Microsoft has completed a testing process consisting of three so-called beta releases of the Windows 2000 software code. Now the company has delivered an initial "release candidate" to testers and members of the company's preview program.
News of the release candidate comes nine weeks after the company delivered beta three of Windows 2000, previously known as Windows NT.
After numerous release date revisions, Microsoft appears to be on track to deliver the Windows 2000 upgrade by the end of the year, barring last-minute glitches, according to industry observers. But the company's efforts to stay on a revised timetable have previously been met with skepticism from analysts.
"We currently estimate that a [final release] will be around the end of this year," said Craig Beilinson, a Windows 2000 product manager at Microsoft.
Software code is referred to as a release candidate when a company perceives it to be ready for sale. Microsoft will likely perform relatively minor tweaks to the operating system from this point forward, looking for its customers to essentially sign off on the product. The last test version was the first Windows 2000 beta that was essentially "feature complete."
Microsoft expects to have at least two release candidates--spaced about every five to nine weeks--before the Windows 2000 code is released to manufacturing, according to Beilinson. "It's really going to depend on feedback from customers," he said.
The executive said about 100,000 testers will be part of the release candidate process.
Windows 2000 comprises a workstation version called Professional as well as various server-side versions targeted at different corporate computing tasks.
On the server side, Windows 2000 Server Standard Edition and Windows 2000 Advanced Server versions will come out simultaneously, while a third version--Windows 2000 Datacenter Server--will be released 90 to 120 days after the other versions ship, according to the company.
The upgrade is intended to help Microsoft play a greater role in high-end computing, a lucrative market now dominated by the likes of Sun Microsystems, IBM, Hewlett-Packard, and the former Digital Equipment arm of Compaq Computer, among others.
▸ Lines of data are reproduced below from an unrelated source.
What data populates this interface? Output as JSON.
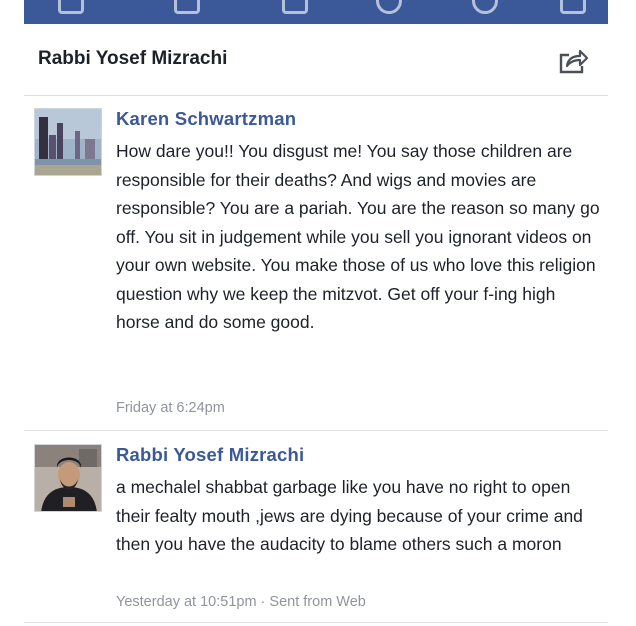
{
  "header": {
    "title": "Rabbi Yosef Mizrachi"
  },
  "icons": {
    "share": "share-icon"
  },
  "comments": [
    {
      "author": "Karen Schwartzman",
      "text": "How dare you!! You disgust me! You say those children are responsible for their deaths? And wigs and movies are responsible? You are a pariah. You are the reason so many go off. You sit in judgement while you sell you ignorant videos on your own website. You make those of us who love this religion question why we keep the mitzvot. Get off your f-ing high horse and do some good.",
      "timestamp": "Friday at 6:24pm"
    },
    {
      "author": "Rabbi Yosef Mizrachi",
      "text": "a mechalel shabbat garbage like you have no right to open their fealty mouth ,jews are dying because of your crime and then you have the audacity to blame others such a moron",
      "timestamp": "Yesterday at 10:51pm · Sent from Web"
    }
  ],
  "colors": {
    "navbar": "#3b5998",
    "author_link": "#3b5998",
    "meta": "#90949c"
  }
}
With the release of Windows 2000, Microsoft executives also hope to blunt the progress made by alternatives such as Linux.
Among the features in Windows 2000 is new directory technology called Active Directory, and a feature called IntelliMirror that will essentially allow a user to store an "image" of his desktop on a back-end Windows 2000 server system.
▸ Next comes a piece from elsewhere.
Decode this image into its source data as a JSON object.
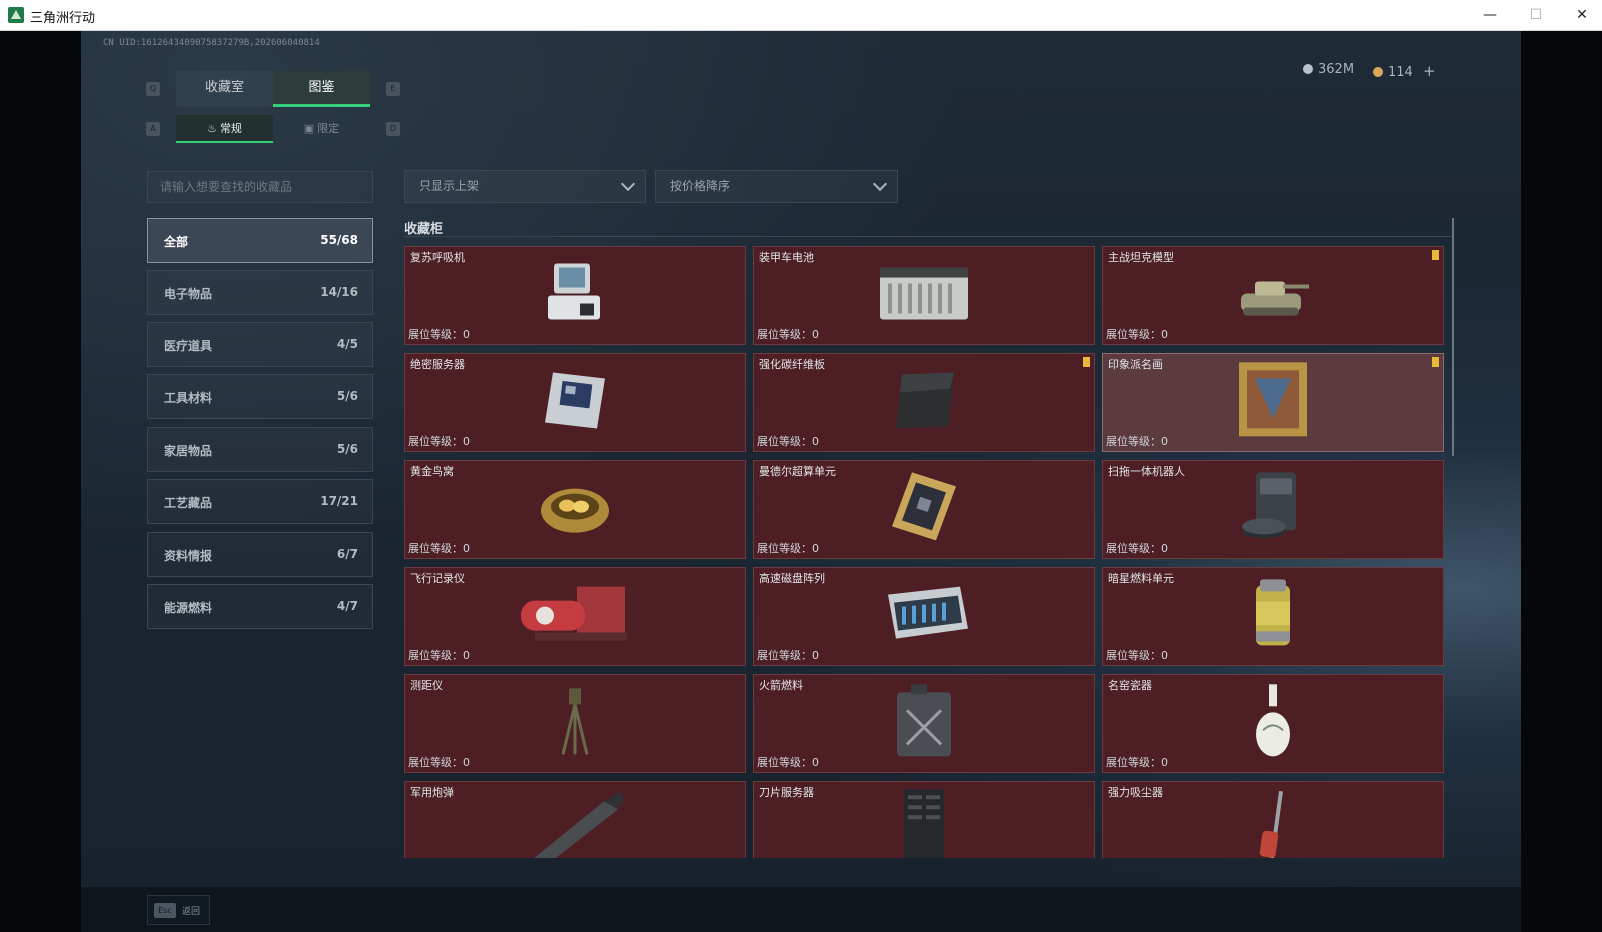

Analysts said the company has had ample time to make sure Windows 2000 is ready--a result of several delays in the development process. "They were able to work out the kinks beforehand," said Dwight Davis, software analyst with industry consultants Summit Strategies.
Now the company will need to focus on getting third-party software developers to finalize their own products for the Windows 2000 release. "The big issue for most people has been getting applications to run on it," Davis said.
There has been some confusion among third-party developers as to requirements for Windows 2000 certification, according to Davis. Microsoft will likely turn to those issues now that the release candidate is in the hands of testers, he said.
Microsoft's Beilinson said the recent release of an application compatibility "framework" for Windows 2000 should alleviate third-party concerns.